Not only was Bosa the hands down top-ranked edge defender, but he was also the second-best prospect (or top) prospect on many draft analyst’s big boards. Former The Draft Network (TDN) draft analyst Jon Ledyard wrote an article comparing Bosa to previous top-ranked pass rushers in the draft. Among them were Jadeveon Clowney, Myles Garrett, Joey Bosa, and Khalil Mack. When ranking all five, Ledyard had Bosa as a better prospect than both Clowney and his brother Joey Bosa.
A look at Nick Bosa’s career grades at Ohio State pic.twitter.com/nYHuXCRpMF
— Pro Football Focus (@PFF) April 4, 2019
PFF also shares the high praise for Bosa. They ranked Bosa first in run stop percentage and second in pass rush productivity among all edge defenders in the draft. A core injury robbed him of his 2018 season, as he elected to sit out the season and rehab the injury for the draft. His upside was on display in 2017 however. He was named Big Ten Defensive Lineman of the Year and was a First-Team All-Conference selection.
Pass rush’s correlation to winning

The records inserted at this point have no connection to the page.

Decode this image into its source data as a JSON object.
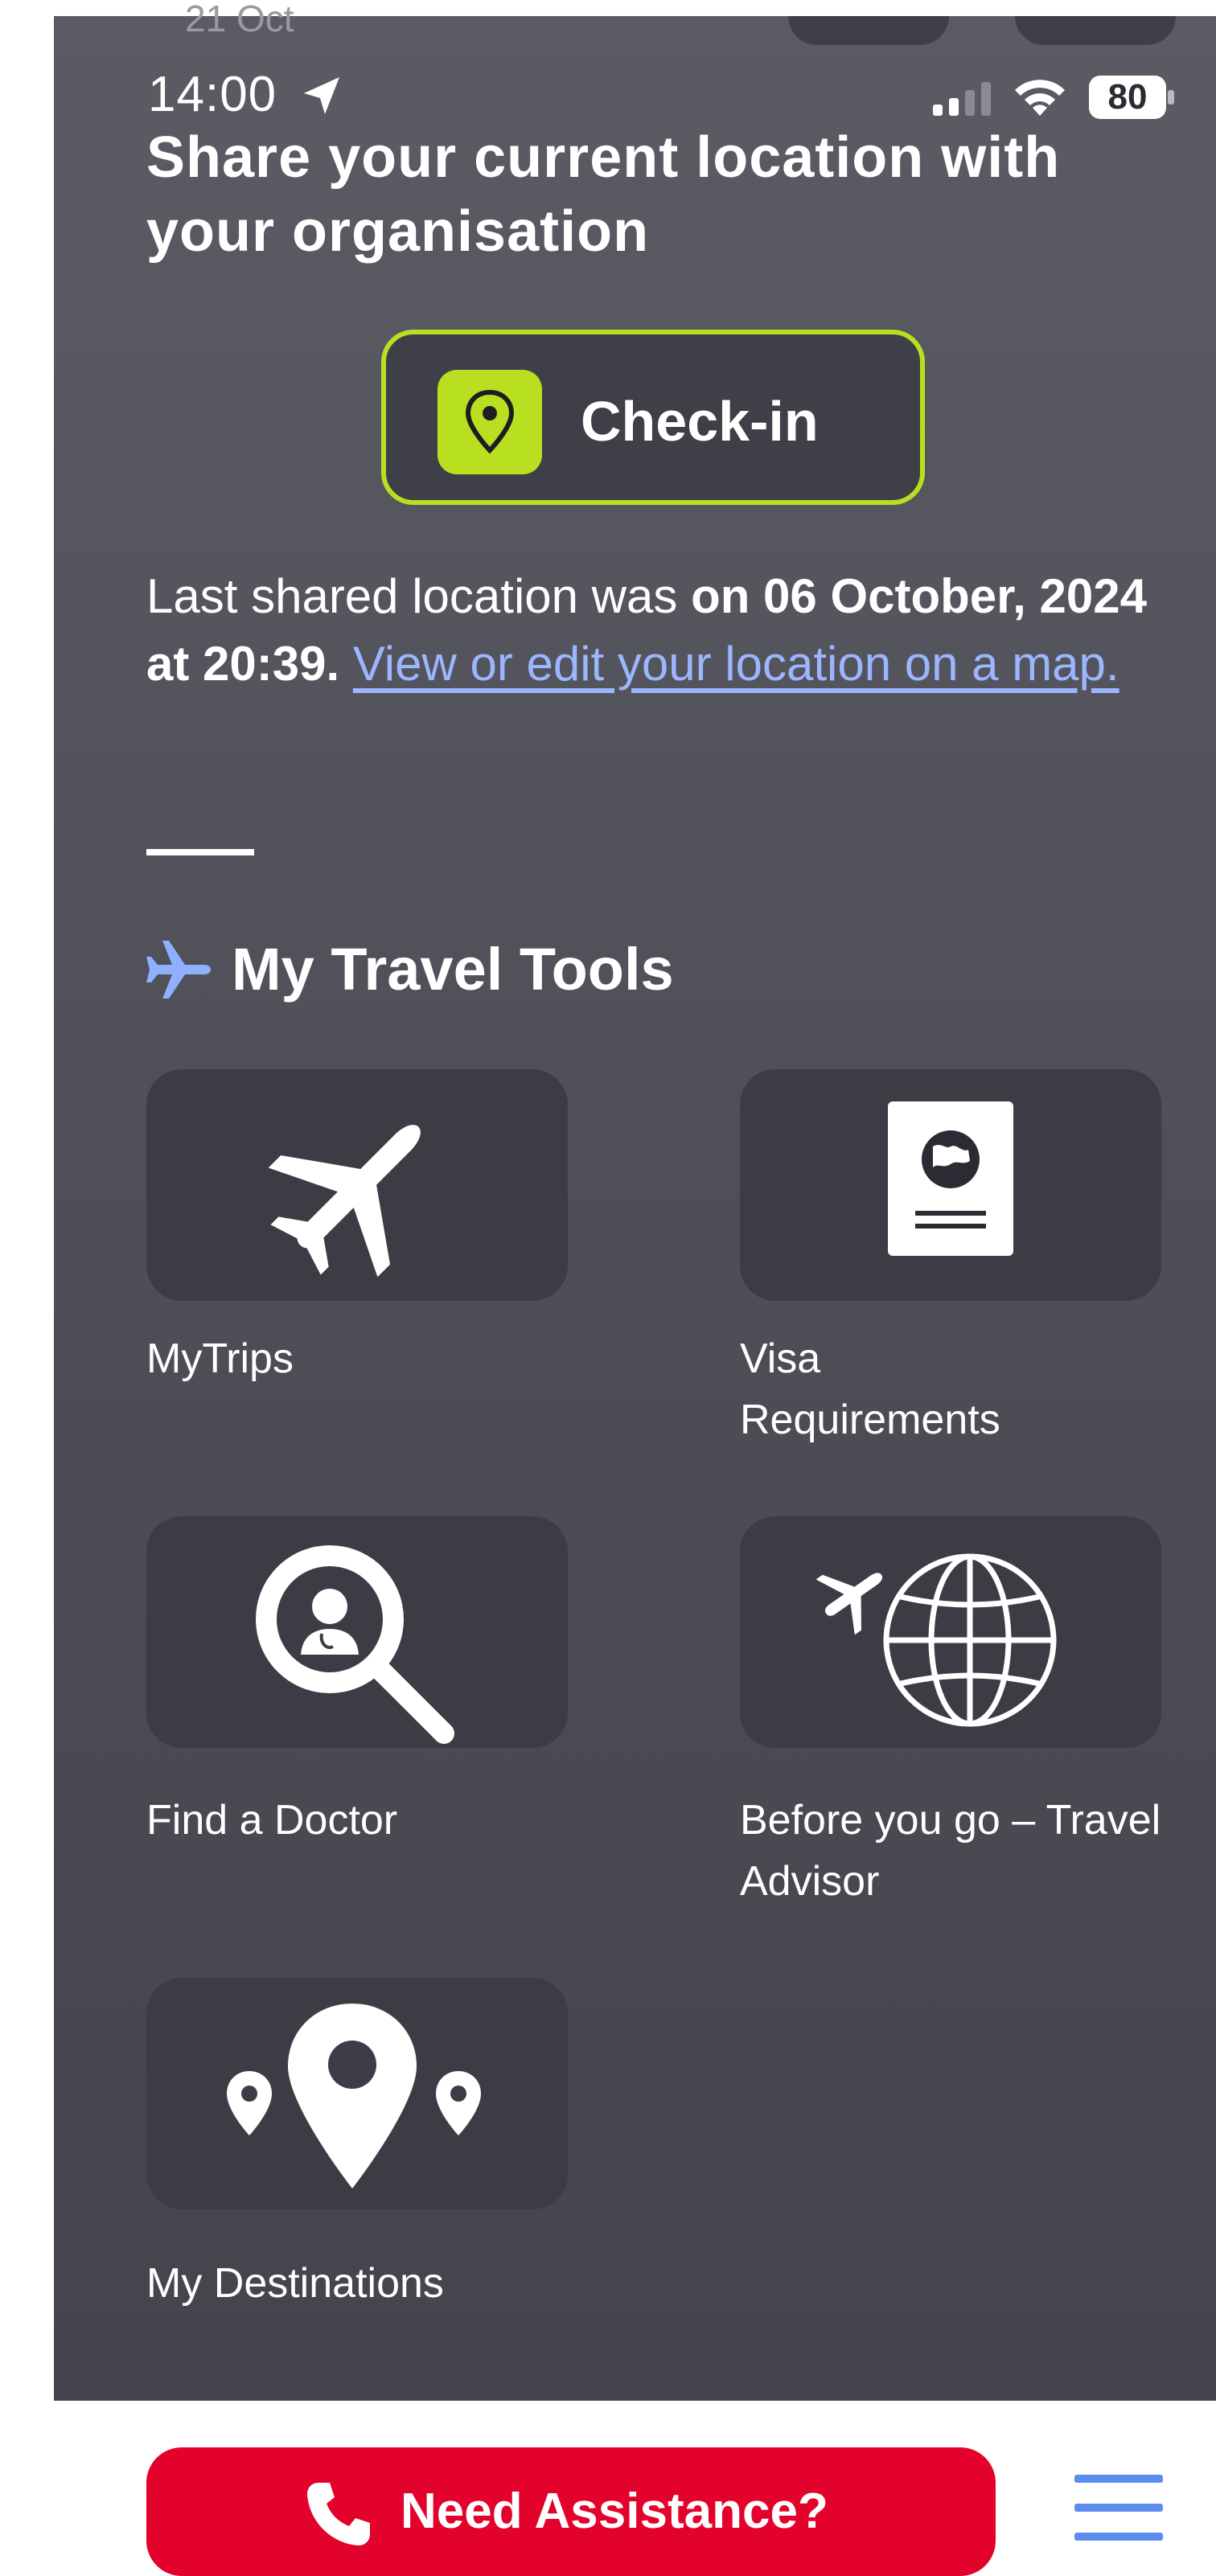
{
  "peek": {
    "date": "21 Oct"
  },
  "status_bar": {
    "time": "14:00",
    "battery": "80"
  },
  "checkin_section": {
    "title": "Share your current location with your organisation",
    "button_label": "Check-in",
    "accent": "#b8e021",
    "last_shared_prefix": "Last shared location was ",
    "last_shared_when": "on 06 October, 2024 at 20:39.",
    "map_link": "View or edit your location on a map."
  },
  "travel_tools": {
    "title": "My Travel Tools",
    "icon": "airplane-icon",
    "tiles": [
      {
        "label": "MyTrips",
        "icon": "airplane-icon"
      },
      {
        "label": "Visa Requirements",
        "icon": "passport-icon"
      },
      {
        "label": "Find a Doctor",
        "icon": "doctor-search-icon"
      },
      {
        "label": "Before you go – Travel Advisor",
        "icon": "globe-airplane-icon"
      },
      {
        "label": "My Destinations",
        "icon": "location-pins-icon"
      }
    ]
  },
  "footer": {
    "assistance_label": "Need Assistance?",
    "assistance_color": "#e3022c",
    "menu_icon": "hamburger-menu-icon",
    "menu_color": "#5b8def"
  }
}
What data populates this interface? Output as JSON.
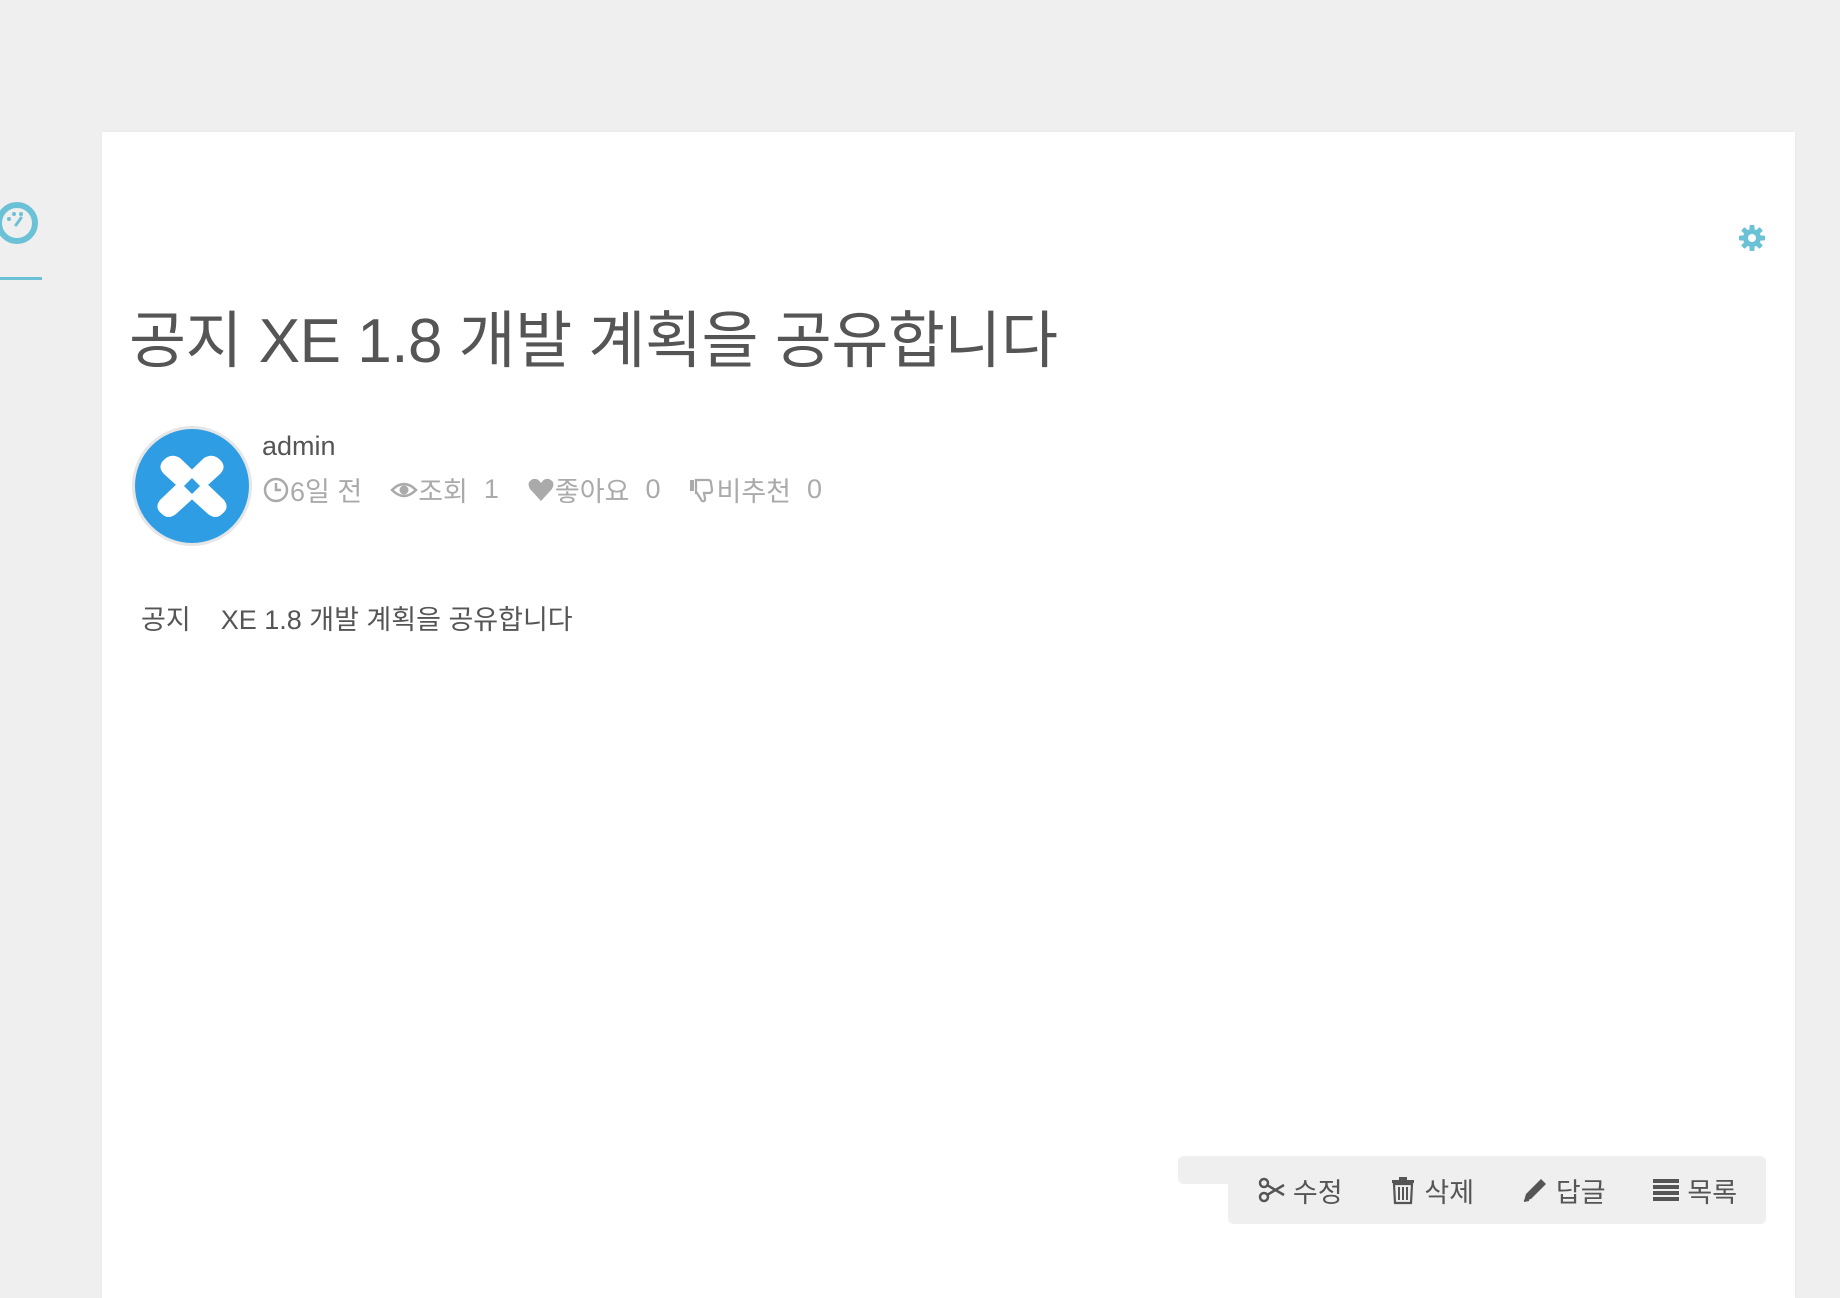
{
  "sidebar": {
    "icon": "dashboard-icon",
    "accent": "#6bc2d6"
  },
  "post": {
    "title": "공지 XE 1.8 개발 계획을 공유합니다",
    "author": "admin",
    "avatar_icon": "xe-logo-icon",
    "meta": {
      "time_icon": "clock-icon",
      "time": "6일 전",
      "views_icon": "eye-icon",
      "views_label": "조회",
      "views_value": "1",
      "likes_icon": "heart-icon",
      "likes_label": "좋아요",
      "likes_value": "0",
      "dislikes_icon": "thumbs-down-icon",
      "dislikes_label": "비추천",
      "dislikes_value": "0"
    },
    "body_tag": "공지",
    "body_text": "XE 1.8 개발 계획을 공유합니다"
  },
  "settings_icon": "gear-icon",
  "actions": {
    "edit": "수정",
    "delete": "삭제",
    "reply": "답글",
    "list": "목록"
  },
  "colors": {
    "accent": "#6bc2d6",
    "avatar_blue": "#2f9de4",
    "background": "#efefef"
  }
}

Amidst the release of Eric Eager’s pass rush vs. coverage study, there has been some debate on which aspect of a team contributes more to winning. As with most things in life, the answer probably lies somewhere in the middle.
In regards to his study, Eric found that PFF’s pass coverage grades correlate more to a team’s win percentage than pass rush grades. The caveat is that pass coverage performance appears less predictable year to year than pass rush performance is. To sum up his words from his appearance on the Better Rivals Podcast hosted by Oscar Aparicio (@BetterRivals), next year’s “Aaron Donald” will probably be Aaron Donald. However, next year’s “Jalen Ramsey” is harder to predict.
Is that analysis useful for the 49ers this year? In a way, it is. Their secondary had a down year in 2018, but if you take his study to heart, they could bounce back to have a productive year. As far as the pass rush is concerned, Dee Ford should still be prolific in getting to the quarterback, while Bosa has compared favorably to top pass rushers of recent drafts. Deforest Buckner had his break out year in 2018, and given his draft pedigree, should only continue to get better.
I looked into how Football Outsiders’ adjusted sack rate metric aligned with teams with a winning record. Starting from 2011 (when the new collective bargaining agreement was signed) 69/116 (59%) of winning teams ranked in the top half of the league in adjusted sack rate. That number is lower than anticipated, but it goes to show, having an effective pass rush is one of the many critical elements to having a winning team.
Improvement in rushing the QB should be expected from the San Francisco 49ers in 2019. They invested a lot of assets into the unit, and I don’t expect it to go to waste. Although pass rush alone won’t get them back to the playoffs, it’s a helpful starting point. That, combined with a possible improvement in the secondary, could contribute to San Francisco’s first playoff berth since 2013.